• PROBLEM DESCRIPTION
In the listing below, find each line with the string "lacus" and return it.

-*-

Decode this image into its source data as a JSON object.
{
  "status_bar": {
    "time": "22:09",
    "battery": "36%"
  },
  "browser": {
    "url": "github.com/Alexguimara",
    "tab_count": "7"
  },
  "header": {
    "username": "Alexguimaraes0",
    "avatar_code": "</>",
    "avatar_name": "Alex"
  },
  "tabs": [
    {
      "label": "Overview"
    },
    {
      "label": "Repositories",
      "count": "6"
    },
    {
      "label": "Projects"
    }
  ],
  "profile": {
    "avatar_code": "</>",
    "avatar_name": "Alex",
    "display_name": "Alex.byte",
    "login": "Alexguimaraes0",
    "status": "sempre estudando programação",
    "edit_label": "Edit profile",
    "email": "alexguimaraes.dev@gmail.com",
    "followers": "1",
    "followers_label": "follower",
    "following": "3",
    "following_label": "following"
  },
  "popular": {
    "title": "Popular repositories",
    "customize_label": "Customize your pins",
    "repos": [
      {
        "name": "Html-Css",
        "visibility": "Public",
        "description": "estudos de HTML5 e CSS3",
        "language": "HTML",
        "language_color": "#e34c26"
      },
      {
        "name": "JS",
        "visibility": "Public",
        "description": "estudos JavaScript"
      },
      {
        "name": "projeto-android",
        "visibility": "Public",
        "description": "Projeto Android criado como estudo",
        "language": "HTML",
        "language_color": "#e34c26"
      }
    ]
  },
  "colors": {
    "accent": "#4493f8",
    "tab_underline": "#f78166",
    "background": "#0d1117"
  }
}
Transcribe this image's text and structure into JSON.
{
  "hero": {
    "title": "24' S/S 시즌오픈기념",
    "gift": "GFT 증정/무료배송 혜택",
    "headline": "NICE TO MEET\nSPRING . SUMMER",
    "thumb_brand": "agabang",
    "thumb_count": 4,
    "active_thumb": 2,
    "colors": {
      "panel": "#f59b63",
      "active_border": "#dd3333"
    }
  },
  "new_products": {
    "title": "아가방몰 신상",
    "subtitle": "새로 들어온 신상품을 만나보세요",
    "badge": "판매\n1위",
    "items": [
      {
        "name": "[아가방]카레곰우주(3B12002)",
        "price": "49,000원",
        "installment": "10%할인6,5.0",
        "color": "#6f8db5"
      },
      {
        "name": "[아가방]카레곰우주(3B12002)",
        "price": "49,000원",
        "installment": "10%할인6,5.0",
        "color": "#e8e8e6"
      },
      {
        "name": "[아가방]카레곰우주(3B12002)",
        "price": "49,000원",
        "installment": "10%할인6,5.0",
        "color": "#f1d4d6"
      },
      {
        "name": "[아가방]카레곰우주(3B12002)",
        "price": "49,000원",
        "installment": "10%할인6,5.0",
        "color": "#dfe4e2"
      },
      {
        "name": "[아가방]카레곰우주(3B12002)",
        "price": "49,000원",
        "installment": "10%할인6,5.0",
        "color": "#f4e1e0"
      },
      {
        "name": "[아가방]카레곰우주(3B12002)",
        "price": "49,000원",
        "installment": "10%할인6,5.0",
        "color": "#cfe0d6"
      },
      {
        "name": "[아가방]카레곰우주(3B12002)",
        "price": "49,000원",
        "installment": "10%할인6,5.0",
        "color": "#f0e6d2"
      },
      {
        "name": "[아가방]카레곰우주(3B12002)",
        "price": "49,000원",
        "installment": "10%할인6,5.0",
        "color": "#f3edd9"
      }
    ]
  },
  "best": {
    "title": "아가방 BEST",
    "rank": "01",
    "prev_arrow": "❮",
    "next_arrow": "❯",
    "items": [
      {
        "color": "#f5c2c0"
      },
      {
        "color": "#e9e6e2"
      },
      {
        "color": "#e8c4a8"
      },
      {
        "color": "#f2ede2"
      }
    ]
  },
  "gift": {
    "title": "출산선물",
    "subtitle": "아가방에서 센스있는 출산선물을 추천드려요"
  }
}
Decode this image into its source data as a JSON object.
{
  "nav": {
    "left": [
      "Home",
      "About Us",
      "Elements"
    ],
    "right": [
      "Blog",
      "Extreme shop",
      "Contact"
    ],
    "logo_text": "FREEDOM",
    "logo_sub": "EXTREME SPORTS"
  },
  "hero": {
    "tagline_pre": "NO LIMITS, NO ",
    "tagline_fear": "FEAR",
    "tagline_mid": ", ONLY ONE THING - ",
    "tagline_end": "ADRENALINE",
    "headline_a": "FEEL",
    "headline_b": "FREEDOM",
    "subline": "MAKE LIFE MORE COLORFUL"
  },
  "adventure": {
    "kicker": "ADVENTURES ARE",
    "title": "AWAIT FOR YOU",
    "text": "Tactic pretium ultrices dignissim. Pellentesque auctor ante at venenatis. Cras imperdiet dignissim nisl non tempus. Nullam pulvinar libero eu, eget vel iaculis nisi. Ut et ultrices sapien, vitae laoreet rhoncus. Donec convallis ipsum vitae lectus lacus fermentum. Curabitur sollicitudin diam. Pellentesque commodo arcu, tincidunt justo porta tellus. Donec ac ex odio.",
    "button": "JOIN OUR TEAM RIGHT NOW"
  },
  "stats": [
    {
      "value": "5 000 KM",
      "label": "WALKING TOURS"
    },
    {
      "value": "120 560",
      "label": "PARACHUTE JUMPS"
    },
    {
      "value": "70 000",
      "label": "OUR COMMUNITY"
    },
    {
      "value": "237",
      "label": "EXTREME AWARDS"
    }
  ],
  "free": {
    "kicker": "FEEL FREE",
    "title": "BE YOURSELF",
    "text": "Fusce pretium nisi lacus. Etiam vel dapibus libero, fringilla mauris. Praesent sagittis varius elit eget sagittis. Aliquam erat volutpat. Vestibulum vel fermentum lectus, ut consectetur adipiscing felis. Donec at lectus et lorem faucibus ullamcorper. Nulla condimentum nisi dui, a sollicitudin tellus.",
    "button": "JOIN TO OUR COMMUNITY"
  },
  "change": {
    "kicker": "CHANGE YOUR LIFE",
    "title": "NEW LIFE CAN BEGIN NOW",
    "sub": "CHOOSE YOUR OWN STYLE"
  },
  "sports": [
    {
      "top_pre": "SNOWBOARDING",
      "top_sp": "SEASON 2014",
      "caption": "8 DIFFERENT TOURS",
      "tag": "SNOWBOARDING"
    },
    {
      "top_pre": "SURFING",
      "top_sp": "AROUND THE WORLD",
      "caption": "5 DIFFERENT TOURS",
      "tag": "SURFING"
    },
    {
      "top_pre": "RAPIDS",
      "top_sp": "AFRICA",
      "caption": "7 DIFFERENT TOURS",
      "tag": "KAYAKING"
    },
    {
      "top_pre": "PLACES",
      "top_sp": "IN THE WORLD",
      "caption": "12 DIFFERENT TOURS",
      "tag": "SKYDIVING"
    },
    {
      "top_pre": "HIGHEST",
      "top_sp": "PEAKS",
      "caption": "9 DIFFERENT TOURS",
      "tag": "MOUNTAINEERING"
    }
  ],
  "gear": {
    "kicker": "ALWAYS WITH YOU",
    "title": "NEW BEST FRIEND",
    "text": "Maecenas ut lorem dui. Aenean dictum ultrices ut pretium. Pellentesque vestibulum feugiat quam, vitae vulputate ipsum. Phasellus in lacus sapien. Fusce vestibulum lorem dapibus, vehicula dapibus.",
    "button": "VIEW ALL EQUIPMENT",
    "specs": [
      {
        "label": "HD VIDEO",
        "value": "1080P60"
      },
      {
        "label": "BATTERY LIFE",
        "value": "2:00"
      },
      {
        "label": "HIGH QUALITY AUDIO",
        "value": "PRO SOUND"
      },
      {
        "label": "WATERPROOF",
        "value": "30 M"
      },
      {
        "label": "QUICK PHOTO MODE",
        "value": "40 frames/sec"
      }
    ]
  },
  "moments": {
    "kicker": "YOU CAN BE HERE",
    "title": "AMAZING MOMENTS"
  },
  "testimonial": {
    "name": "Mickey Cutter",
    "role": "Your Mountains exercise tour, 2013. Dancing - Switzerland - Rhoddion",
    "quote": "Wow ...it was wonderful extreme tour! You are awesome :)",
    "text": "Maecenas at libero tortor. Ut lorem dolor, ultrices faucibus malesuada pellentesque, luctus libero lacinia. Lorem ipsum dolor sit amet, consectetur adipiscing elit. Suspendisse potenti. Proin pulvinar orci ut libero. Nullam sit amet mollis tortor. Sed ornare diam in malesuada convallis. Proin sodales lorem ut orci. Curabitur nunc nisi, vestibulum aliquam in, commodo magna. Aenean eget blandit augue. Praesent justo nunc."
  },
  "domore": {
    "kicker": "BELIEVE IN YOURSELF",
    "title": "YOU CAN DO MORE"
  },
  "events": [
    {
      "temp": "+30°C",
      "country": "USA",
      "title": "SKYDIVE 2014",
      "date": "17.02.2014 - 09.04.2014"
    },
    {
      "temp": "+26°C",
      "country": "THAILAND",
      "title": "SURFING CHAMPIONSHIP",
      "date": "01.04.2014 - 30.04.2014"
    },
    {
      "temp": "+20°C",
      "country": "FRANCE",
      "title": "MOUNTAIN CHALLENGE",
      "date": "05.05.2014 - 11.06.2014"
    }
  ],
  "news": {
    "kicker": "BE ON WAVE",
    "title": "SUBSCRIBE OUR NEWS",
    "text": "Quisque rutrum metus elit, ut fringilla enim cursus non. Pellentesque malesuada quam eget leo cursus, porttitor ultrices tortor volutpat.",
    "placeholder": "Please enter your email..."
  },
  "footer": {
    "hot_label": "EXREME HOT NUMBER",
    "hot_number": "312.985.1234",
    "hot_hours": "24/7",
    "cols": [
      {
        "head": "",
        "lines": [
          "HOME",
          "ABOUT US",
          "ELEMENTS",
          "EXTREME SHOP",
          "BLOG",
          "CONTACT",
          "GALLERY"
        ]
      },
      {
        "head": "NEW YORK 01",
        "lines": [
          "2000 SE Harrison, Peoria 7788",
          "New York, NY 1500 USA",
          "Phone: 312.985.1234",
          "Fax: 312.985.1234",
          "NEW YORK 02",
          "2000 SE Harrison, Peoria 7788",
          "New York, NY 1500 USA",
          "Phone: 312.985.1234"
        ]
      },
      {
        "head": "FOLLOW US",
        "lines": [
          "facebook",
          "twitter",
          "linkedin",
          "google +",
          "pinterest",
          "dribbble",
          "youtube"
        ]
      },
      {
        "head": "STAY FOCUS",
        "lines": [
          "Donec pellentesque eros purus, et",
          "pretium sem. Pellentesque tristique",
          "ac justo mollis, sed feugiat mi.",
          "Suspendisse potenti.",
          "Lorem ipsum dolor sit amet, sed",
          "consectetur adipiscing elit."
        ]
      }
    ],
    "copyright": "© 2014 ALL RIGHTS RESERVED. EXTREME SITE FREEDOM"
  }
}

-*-

• WRITTEN ANSWER
    "text": "Tactic pretium ultrices dignissim. Pellentesque auctor ante at venenatis. Cras imperdiet dignissim nisl non tempus. Nullam pulvinar libero eu, eget vel iaculis nisi. Ut et ultrices sapien, vitae laoreet rhoncus. Donec convallis ipsum vitae lectus lacus fermentum. Curabitur sollicitudin diam. Pellentesque commodo arcu, tincidunt justo porta tellus. Donec ac ex odio.",
    "text": "Fusce pretium nisi lacus. Etiam vel dapibus libero, fringilla mauris. Praesent sagittis varius elit eget sagittis. Aliquam erat volutpat. Vestibulum vel fermentum lectus, ut consectetur adipiscing felis. Donec at lectus et lorem faucibus ullamcorper. Nulla condimentum nisi dui, a sollicitudin tellus.",
    "text": "Maecenas ut lorem dui. Aenean dictum ultrices ut pretium. Pellentesque vestibulum feugiat quam, vitae vulputate ipsum. Phasellus in lacus sapien. Fusce vestibulum lorem dapibus, vehicula dapibus.",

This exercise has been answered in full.